Wednesday, March 29, 2006

FlyHey, kids! Find out why NASA is sending real fruit flies into space. You’ll know whether fruit flies are going into space for a Martian vacation, or to make an alien fruit fly drink that will produce report cards that your parents like, or if NASA’s scientists and future explorers will use the fruit flies to study humans.

Once you find out the answer, you can participate in Flies in Space web chats, which will be live chats where you can ask questions in English on Tuesday, April 4, 2006 between 9-10:00 a.m. (PDT) or in Spanish between 10-11:00 a.m (PDT). If you happen to be in school during this time, questions may be placed into the chat rooms early, and if answered will appear in the archive later that day.

I know you're dying to know when the flies are leaving to space. So, I'll tell you: they are going onboard the space shuttle mission STS-121 in July 2006. Mark your calendar. Have Fun!

For more information and answers to questions visit NASA's Flies in Space website.

Become a NASA Teacher-Mentor!

Thursday, March 16, 2006

Airspace Systems Education Cohort (ASEC). Educators selected for this opportunity will attend a 3-day institute at Ames Research Center, Moffett Field, CA July 19-23, 2006. This institute will engage participants in scientific inquiry at the leading edge of education and technology and prepare them to share their experiences with students and colleagues. Go to the NASA Quest website and follow the link for Airspace Systems Education Cohort. Application Deadline: Postmarked by March 31, 2006. Notification will be mailed the week of April 24, 2006.

Space Fans Surf Mars

Thursday, March 16, 2006

No need to pack your bags, acquire driver’s license or get insurance. Interplanetary explorers and space fans now have Google Mars and are in for a good tour. They can view geographical features on Mars with a click of their mouse on maps provided to Google by NASA.

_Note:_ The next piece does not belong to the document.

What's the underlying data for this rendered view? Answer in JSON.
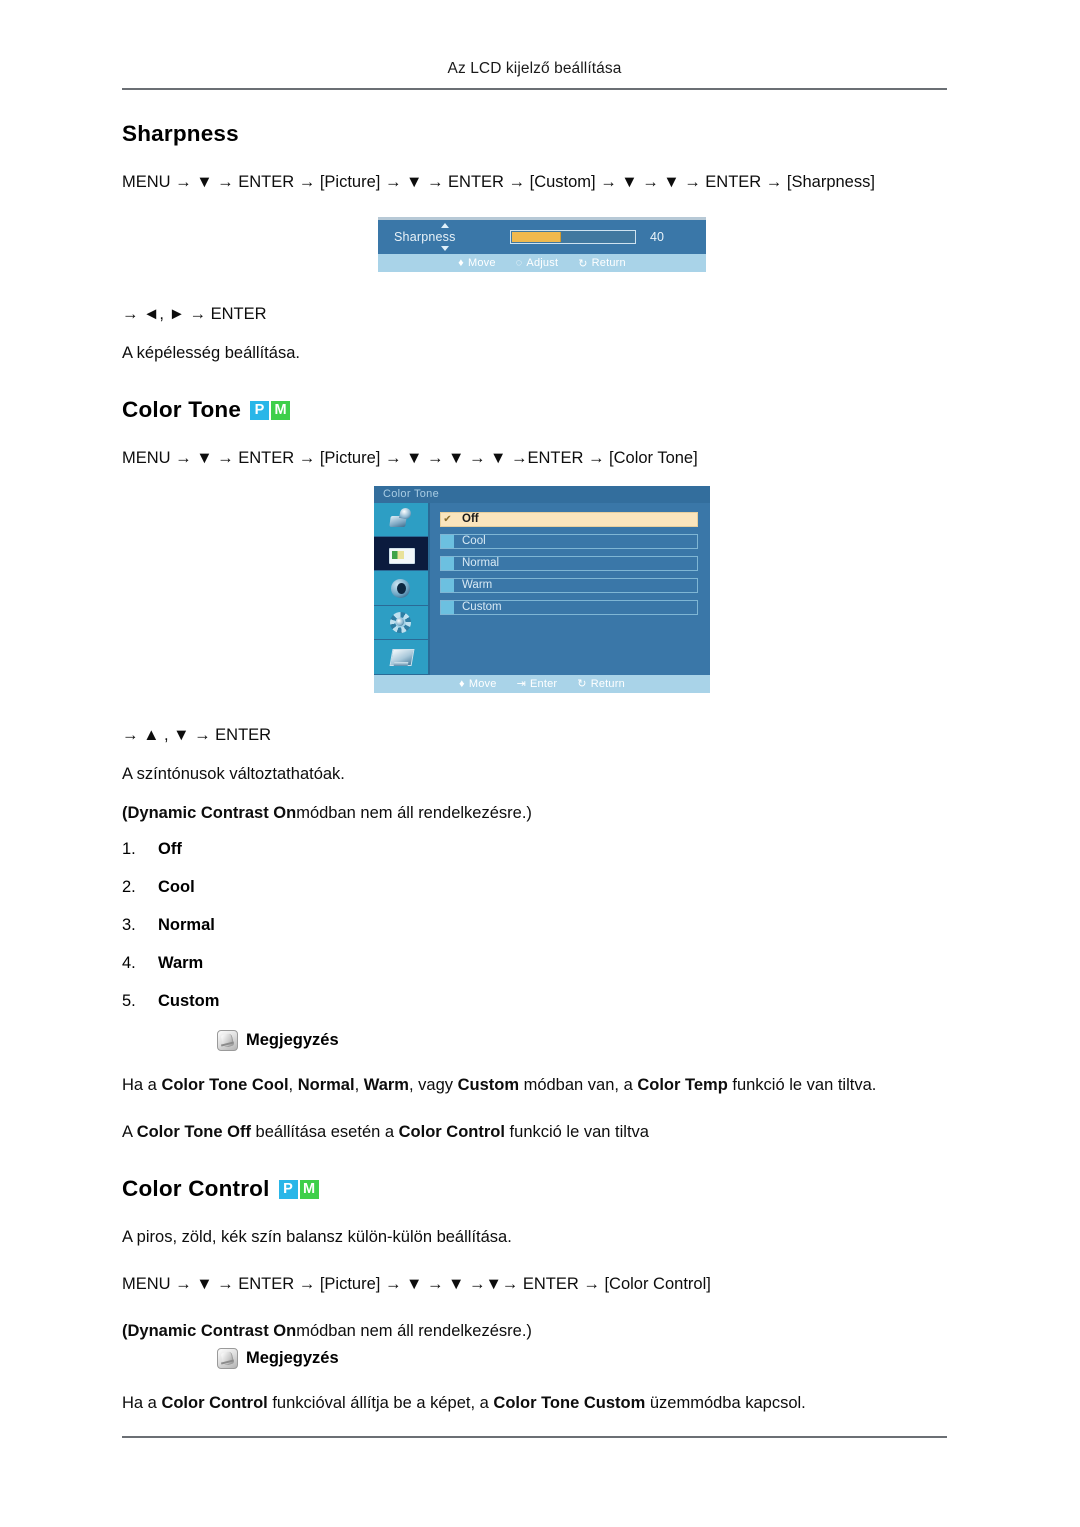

The images were captured by NASA’s Mars Odyssey and Mars Global Surveyor, probes that are currently orbiting Mars. In collaboration with NASA researchers at Arizona State University, Google created scientific maps of Mars. Interplanetary explorers can see the planet using three different types of maps: The shaded relief map shows elevation and was generated with data from the Mars Orbiter Laser Altimeter (MOLA) on NASA's Mars Global Surveyor spacecraft; it is color-coded by altitude. The Visible map consists of a mosaic of images taken by the Mars Orbiter Camera (MOC) on NASA's Mars Global Surveyor spacecraft, and finally there is a mosaic of infrared images taken by the Thermal Emission Imaging System (THEMIS) on NASA's Mars Odyssey spacecraft where warmer areas appear brighter, and colder areas are darker. Clouds and dust in the atmosphere are transparent in the infrared.

Users can zoom in on any of the three maps to view geographical features such as mountains, canyons, dunes and craters. The maps also pinpoint the locations of unmanned space probes that have landed on Mars and mark the sites of previous unmanned missions to Mars, including the final landing site of the British probe Beagle 2, which launched in 2003 but failed on landing.

To whom do space enthusiasts owe this honor? The site was launched to celebrate the 151st anniversary of the birth of Percival Lowell, an astronomer who mapped and studied Mars in the 19th century, and is a joint collaboration between Google and NASA.

More:Google Mars